## Aim of the exercise
Return all of the entries exactly as written.

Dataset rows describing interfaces
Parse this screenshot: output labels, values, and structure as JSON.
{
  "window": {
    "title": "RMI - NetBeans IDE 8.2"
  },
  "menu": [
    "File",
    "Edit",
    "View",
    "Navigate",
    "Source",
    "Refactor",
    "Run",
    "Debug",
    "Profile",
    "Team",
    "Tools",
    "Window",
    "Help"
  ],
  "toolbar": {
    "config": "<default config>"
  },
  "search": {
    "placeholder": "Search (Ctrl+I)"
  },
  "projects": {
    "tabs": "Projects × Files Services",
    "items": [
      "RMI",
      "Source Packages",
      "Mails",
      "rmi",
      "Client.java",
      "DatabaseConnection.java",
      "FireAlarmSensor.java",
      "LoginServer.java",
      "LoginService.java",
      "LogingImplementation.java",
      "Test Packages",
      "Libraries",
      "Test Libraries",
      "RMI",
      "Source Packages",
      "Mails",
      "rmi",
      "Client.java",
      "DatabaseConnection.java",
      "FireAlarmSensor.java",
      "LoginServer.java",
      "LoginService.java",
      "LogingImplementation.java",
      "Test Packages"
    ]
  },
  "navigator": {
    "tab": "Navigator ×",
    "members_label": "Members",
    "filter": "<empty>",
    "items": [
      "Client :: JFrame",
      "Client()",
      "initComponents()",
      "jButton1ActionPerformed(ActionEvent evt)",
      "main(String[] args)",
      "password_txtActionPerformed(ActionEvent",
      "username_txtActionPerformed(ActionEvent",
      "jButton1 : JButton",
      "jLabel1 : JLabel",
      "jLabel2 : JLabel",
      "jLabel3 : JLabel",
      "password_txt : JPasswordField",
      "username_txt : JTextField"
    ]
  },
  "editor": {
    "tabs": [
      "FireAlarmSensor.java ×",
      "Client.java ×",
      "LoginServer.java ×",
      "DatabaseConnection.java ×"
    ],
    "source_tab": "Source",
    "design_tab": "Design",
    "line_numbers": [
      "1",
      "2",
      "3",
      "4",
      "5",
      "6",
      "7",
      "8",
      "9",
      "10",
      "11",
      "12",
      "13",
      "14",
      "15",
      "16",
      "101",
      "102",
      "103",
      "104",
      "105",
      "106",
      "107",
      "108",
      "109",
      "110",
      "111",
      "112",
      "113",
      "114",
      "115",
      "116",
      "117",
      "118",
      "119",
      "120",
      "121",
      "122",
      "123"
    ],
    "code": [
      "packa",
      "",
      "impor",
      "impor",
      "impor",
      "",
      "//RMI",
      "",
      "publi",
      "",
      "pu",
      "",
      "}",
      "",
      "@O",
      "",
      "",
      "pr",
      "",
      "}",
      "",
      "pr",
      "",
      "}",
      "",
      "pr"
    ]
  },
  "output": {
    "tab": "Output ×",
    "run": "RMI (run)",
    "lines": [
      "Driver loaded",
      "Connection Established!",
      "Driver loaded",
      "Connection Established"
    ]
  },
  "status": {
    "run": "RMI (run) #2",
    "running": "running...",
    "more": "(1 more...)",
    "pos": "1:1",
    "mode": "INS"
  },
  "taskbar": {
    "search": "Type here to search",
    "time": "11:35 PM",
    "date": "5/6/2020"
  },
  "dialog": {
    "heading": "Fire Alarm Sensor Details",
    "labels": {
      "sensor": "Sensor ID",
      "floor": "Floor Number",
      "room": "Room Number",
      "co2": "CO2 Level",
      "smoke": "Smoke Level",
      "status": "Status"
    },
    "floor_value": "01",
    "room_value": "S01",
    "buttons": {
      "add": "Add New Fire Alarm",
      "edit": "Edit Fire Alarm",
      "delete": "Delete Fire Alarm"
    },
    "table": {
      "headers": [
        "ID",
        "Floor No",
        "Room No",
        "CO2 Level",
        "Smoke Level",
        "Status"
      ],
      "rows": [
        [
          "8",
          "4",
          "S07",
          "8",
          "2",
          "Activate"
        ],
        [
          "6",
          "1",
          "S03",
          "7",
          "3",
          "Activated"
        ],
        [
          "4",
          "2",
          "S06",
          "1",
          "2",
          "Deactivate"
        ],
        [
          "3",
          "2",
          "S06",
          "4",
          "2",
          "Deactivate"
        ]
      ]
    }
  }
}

## Answer to the exercise
Parse this screenshot: output labels, values, and structure as JSON.
{
  "window": {
    "title": "RMI - NetBeans IDE 8.2"
  },
  "menu": [
    "File",
    "Edit",
    "View",
    "Navigate",
    "Source",
    "Refactor",
    "Run",
    "Debug",
    "Profile",
    "Team",
    "Tools",
    "Window",
    "Help"
  ],
  "toolbar": {
    "config": "<default config>"
  },
  "search": {
    "placeholder": "Search (Ctrl+I)"
  },
  "projects": {
    "tabs": "Projects × Files Services",
    "items": [
      "RMI",
      "Source Packages",
      "Mails",
      "rmi",
      "Client.java",
      "DatabaseConnection.java",
      "FireAlarmSensor.java",
      "LoginServer.java",
      "LoginService.java",
      "LogingImplementation.java",
      "Test Packages",
      "Libraries",
      "Test Libraries",
      "RMI",
      "Source Packages",
      "Mails",
      "rmi",
      "Client.java",
      "DatabaseConnection.java",
      "FireAlarmSensor.java",
      "LoginServer.java",
      "LoginService.java",
      "LogingImplementation.java",
      "Test Packages"
    ]
  },
  "navigator": {
    "tab": "Navigator ×",
    "members_label": "Members",
    "filter": "<empty>",
    "items": [
      "Client :: JFrame",
      "Client()",
      "initComponents()",
      "jButton1ActionPerformed(ActionEvent evt)",
      "main(String[] args)",
      "password_txtActionPerformed(ActionEvent",
      "username_txtActionPerformed(ActionEvent",
      "jButton1 : JButton",
      "jLabel1 : JLabel",
      "jLabel2 : JLabel",
      "jLabel3 : JLabel",
      "password_txt : JPasswordField",
      "username_txt : JTextField"
    ]
  },
  "editor": {
    "tabs": [
      "FireAlarmSensor.java ×",
      "Client.java ×",
      "LoginServer.java ×",
      "DatabaseConnection.java ×"
    ],
    "source_tab": "Source",
    "design_tab": "Design",
    "line_numbers": [
      "1",
      "2",
      "3",
      "4",
      "5",
      "6",
      "7",
      "8",
      "9",
      "10",
      "11",
      "12",
      "13",
      "14",
      "15",
      "16",
      "101",
      "102",
      "103",
      "104",
      "105",
      "106",
      "107",
      "108",
      "109",
      "110",
      "111",
      "112",
      "113",
      "114",
      "115",
      "116",
      "117",
      "118",
      "119",
      "120",
      "121",
      "122",
      "123"
    ],
    "code": [
      "packa",
      "",
      "impor",
      "impor",
      "impor",
      "",
      "//RMI",
      "",
      "publi",
      "",
      "pu",
      "",
      "}",
      "",
      "@O",
      "",
      "",
      "pr",
      "",
      "}",
      "",
      "pr",
      "",
      "}",
      "",
      "pr"
    ]
  },
  "output": {
    "tab": "Output ×",
    "run": "RMI (run)",
    "lines": [
      "Driver loaded",
      "Connection Established!",
      "Driver loaded",
      "Connection Established"
    ]
  },
  "status": {
    "run": "RMI (run) #2",
    "running": "running...",
    "more": "(1 more...)",
    "pos": "1:1",
    "mode": "INS"
  },
  "taskbar": {
    "search": "Type here to search",
    "time": "11:35 PM",
    "date": "5/6/2020"
  },
  "dialog": {
    "heading": "Fire Alarm Sensor Details",
    "labels": {
      "sensor": "Sensor ID",
      "floor": "Floor Number",
      "room": "Room Number",
      "co2": "CO2 Level",
      "smoke": "Smoke Level",
      "status": "Status"
    },
    "floor_value": "01",
    "room_value": "S01",
    "buttons": {
      "add": "Add New Fire Alarm",
      "edit": "Edit Fire Alarm",
      "delete": "Delete Fire Alarm"
    },
    "table": {
      "headers": [
        "ID",
        "Floor No",
        "Room No",
        "CO2 Level",
        "Smoke Level",
        "Status"
      ],
      "rows": [
        [
          "8",
          "4",
          "S07",
          "8",
          "2",
          "Activate"
        ],
        [
          "6",
          "1",
          "S03",
          "7",
          "3",
          "Activated"
        ],
        [
          "4",
          "2",
          "S06",
          "1",
          "2",
          "Deactivate"
        ],
        [
          "3",
          "2",
          "S06",
          "4",
          "2",
          "Deactivate"
        ]
      ]
    }
  }
}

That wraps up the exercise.